Write out the full listing below exactly as given.
——————————
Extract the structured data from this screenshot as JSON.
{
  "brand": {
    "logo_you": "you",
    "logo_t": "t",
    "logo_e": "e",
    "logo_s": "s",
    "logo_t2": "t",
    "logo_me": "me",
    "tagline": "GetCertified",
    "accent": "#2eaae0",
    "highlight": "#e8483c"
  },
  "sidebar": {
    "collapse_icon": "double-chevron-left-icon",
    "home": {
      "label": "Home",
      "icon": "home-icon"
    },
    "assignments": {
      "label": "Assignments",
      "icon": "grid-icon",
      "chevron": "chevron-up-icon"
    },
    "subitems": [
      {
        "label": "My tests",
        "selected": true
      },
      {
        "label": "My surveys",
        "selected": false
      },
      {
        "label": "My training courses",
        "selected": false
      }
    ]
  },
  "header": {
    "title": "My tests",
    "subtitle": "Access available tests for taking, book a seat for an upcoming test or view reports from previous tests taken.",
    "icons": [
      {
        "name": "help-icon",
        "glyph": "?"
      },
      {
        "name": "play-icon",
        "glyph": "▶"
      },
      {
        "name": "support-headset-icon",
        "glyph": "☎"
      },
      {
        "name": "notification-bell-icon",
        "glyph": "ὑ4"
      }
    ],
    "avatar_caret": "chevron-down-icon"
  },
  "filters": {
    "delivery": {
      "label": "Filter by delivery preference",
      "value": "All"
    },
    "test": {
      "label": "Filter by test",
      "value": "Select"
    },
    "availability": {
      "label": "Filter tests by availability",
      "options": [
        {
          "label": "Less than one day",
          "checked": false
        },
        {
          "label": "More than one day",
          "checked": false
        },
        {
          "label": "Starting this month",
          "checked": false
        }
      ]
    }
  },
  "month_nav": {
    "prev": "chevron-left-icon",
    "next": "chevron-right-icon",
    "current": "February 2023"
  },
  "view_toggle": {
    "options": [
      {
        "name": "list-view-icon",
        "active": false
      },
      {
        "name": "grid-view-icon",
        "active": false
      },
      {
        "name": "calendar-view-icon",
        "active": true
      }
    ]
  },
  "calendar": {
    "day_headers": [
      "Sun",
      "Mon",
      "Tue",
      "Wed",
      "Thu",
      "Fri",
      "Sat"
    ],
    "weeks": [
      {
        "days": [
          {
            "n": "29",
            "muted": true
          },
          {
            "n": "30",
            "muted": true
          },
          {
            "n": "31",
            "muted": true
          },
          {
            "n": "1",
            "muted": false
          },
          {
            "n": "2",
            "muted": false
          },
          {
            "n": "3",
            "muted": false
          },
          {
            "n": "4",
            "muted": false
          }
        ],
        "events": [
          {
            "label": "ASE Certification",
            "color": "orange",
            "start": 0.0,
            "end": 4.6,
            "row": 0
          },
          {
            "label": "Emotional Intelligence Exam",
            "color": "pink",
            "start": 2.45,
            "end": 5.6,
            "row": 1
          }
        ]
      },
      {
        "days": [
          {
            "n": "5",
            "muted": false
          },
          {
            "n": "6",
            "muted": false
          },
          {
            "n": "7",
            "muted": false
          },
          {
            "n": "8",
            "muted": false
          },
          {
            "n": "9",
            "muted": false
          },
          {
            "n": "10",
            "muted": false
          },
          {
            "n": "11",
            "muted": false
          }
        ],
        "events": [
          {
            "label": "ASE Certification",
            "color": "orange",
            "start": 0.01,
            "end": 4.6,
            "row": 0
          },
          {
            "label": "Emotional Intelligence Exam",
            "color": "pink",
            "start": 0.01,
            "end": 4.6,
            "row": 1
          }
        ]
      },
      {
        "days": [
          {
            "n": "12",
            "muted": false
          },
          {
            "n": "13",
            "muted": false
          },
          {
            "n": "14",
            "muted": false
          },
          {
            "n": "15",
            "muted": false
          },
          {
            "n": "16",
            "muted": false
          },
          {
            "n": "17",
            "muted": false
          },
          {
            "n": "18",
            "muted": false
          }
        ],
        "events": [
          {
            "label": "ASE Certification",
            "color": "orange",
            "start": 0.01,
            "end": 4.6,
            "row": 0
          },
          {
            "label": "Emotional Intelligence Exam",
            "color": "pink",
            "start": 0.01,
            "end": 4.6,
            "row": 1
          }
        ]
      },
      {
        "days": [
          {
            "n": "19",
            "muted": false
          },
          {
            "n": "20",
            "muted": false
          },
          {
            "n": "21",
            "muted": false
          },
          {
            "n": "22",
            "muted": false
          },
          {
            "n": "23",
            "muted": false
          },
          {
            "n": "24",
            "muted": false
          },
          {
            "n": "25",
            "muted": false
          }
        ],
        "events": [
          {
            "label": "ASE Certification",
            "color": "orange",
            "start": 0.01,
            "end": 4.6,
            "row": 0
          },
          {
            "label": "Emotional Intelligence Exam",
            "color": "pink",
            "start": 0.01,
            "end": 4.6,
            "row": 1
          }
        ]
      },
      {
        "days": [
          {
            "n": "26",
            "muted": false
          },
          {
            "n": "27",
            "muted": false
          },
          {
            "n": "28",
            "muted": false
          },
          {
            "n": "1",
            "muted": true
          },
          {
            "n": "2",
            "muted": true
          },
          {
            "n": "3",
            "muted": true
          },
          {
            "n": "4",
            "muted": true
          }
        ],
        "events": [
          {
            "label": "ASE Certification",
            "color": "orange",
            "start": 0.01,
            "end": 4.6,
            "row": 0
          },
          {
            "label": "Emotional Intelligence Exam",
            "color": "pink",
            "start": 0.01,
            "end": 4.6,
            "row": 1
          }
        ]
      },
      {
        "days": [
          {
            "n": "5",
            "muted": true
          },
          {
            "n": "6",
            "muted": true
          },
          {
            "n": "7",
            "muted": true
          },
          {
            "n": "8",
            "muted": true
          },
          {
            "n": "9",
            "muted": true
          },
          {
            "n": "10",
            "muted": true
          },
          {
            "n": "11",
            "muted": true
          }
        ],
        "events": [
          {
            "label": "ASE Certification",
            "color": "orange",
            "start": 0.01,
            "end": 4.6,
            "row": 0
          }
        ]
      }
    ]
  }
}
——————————
▶ **Output**
Extract the structured data from this screenshot as JSON.
{
  "brand": {
    "logo_you": "you",
    "logo_t": "t",
    "logo_e": "e",
    "logo_s": "s",
    "logo_t2": "t",
    "logo_me": "me",
    "tagline": "GetCertified",
    "accent": "#2eaae0",
    "highlight": "#e8483c"
  },
  "sidebar": {
    "collapse_icon": "double-chevron-left-icon",
    "home": {
      "label": "Home",
      "icon": "home-icon"
    },
    "assignments": {
      "label": "Assignments",
      "icon": "grid-icon",
      "chevron": "chevron-up-icon"
    },
    "subitems": [
      {
        "label": "My tests",
        "selected": true
      },
      {
        "label": "My surveys",
        "selected": false
      },
      {
        "label": "My training courses",
        "selected": false
      }
    ]
  },
  "header": {
    "title": "My tests",
    "subtitle": "Access available tests for taking, book a seat for an upcoming test or view reports from previous tests taken.",
    "icons": [
      {
        "name": "help-icon",
        "glyph": "?"
      },
      {
        "name": "play-icon",
        "glyph": "▶"
      },
      {
        "name": "support-headset-icon",
        "glyph": "☎"
      },
      {
        "name": "notification-bell-icon",
        "glyph": "ὑ4"
      }
    ],
    "avatar_caret": "chevron-down-icon"
  },
  "filters": {
    "delivery": {
      "label": "Filter by delivery preference",
      "value": "All"
    },
    "test": {
      "label": "Filter by test",
      "value": "Select"
    },
    "availability": {
      "label": "Filter tests by availability",
      "options": [
        {
          "label": "Less than one day",
          "checked": false
        },
        {
          "label": "More than one day",
          "checked": false
        },
        {
          "label": "Starting this month",
          "checked": false
        }
      ]
    }
  },
  "month_nav": {
    "prev": "chevron-left-icon",
    "next": "chevron-right-icon",
    "current": "February 2023"
  },
  "view_toggle": {
    "options": [
      {
        "name": "list-view-icon",
        "active": false
      },
      {
        "name": "grid-view-icon",
        "active": false
      },
      {
        "name": "calendar-view-icon",
        "active": true
      }
    ]
  },
  "calendar": {
    "day_headers": [
      "Sun",
      "Mon",
      "Tue",
      "Wed",
      "Thu",
      "Fri",
      "Sat"
    ],
    "weeks": [
      {
        "days": [
          {
            "n": "29",
            "muted": true
          },
          {
            "n": "30",
            "muted": true
          },
          {
            "n": "31",
            "muted": true
          },
          {
            "n": "1",
            "muted": false
          },
          {
            "n": "2",
            "muted": false
          },
          {
            "n": "3",
            "muted": false
          },
          {
            "n": "4",
            "muted": false
          }
        ],
        "events": [
          {
            "label": "ASE Certification",
            "color": "orange",
            "start": 0.0,
            "end": 4.6,
            "row": 0
          },
          {
            "label": "Emotional Intelligence Exam",
            "color": "pink",
            "start": 2.45,
            "end": 5.6,
            "row": 1
          }
        ]
      },
      {
        "days": [
          {
            "n": "5",
            "muted": false
          },
          {
            "n": "6",
            "muted": false
          },
          {
            "n": "7",
            "muted": false
          },
          {
            "n": "8",
            "muted": false
          },
          {
            "n": "9",
            "muted": false
          },
          {
            "n": "10",
            "muted": false
          },
          {
            "n": "11",
            "muted": false
          }
        ],
        "events": [
          {
            "label": "ASE Certification",
            "color": "orange",
            "start": 0.01,
            "end": 4.6,
            "row": 0
          },
          {
            "label": "Emotional Intelligence Exam",
            "color": "pink",
            "start": 0.01,
            "end": 4.6,
            "row": 1
          }
        ]
      },
      {
        "days": [
          {
            "n": "12",
            "muted": false
          },
          {
            "n": "13",
            "muted": false
          },
          {
            "n": "14",
            "muted": false
          },
          {
            "n": "15",
            "muted": false
          },
          {
            "n": "16",
            "muted": false
          },
          {
            "n": "17",
            "muted": false
          },
          {
            "n": "18",
            "muted": false
          }
        ],
        "events": [
          {
            "label": "ASE Certification",
            "color": "orange",
            "start": 0.01,
            "end": 4.6,
            "row": 0
          },
          {
            "label": "Emotional Intelligence Exam",
            "color": "pink",
            "start": 0.01,
            "end": 4.6,
            "row": 1
          }
        ]
      },
      {
        "days": [
          {
            "n": "19",
            "muted": false
          },
          {
            "n": "20",
            "muted": false
          },
          {
            "n": "21",
            "muted": false
          },
          {
            "n": "22",
            "muted": false
          },
          {
            "n": "23",
            "muted": false
          },
          {
            "n": "24",
            "muted": false
          },
          {
            "n": "25",
            "muted": false
          }
        ],
        "events": [
          {
            "label": "ASE Certification",
            "color": "orange",
            "start": 0.01,
            "end": 4.6,
            "row": 0
          },
          {
            "label": "Emotional Intelligence Exam",
            "color": "pink",
            "start": 0.01,
            "end": 4.6,
            "row": 1
          }
        ]
      },
      {
        "days": [
          {
            "n": "26",
            "muted": false
          },
          {
            "n": "27",
            "muted": false
          },
          {
            "n": "28",
            "muted": false
          },
          {
            "n": "1",
            "muted": true
          },
          {
            "n": "2",
            "muted": true
          },
          {
            "n": "3",
            "muted": true
          },
          {
            "n": "4",
            "muted": true
          }
        ],
        "events": [
          {
            "label": "ASE Certification",
            "color": "orange",
            "start": 0.01,
            "end": 4.6,
            "row": 0
          },
          {
            "label": "Emotional Intelligence Exam",
            "color": "pink",
            "start": 0.01,
            "end": 4.6,
            "row": 1
          }
        ]
      },
      {
        "days": [
          {
            "n": "5",
            "muted": true
          },
          {
            "n": "6",
            "muted": true
          },
          {
            "n": "7",
            "muted": true
          },
          {
            "n": "8",
            "muted": true
          },
          {
            "n": "9",
            "muted": true
          },
          {
            "n": "10",
            "muted": true
          },
          {
            "n": "11",
            "muted": true
          }
        ],
        "events": [
          {
            "label": "ASE Certification",
            "color": "orange",
            "start": 0.01,
            "end": 4.6,
            "row": 0
          }
        ]
      }
    ]
  }
}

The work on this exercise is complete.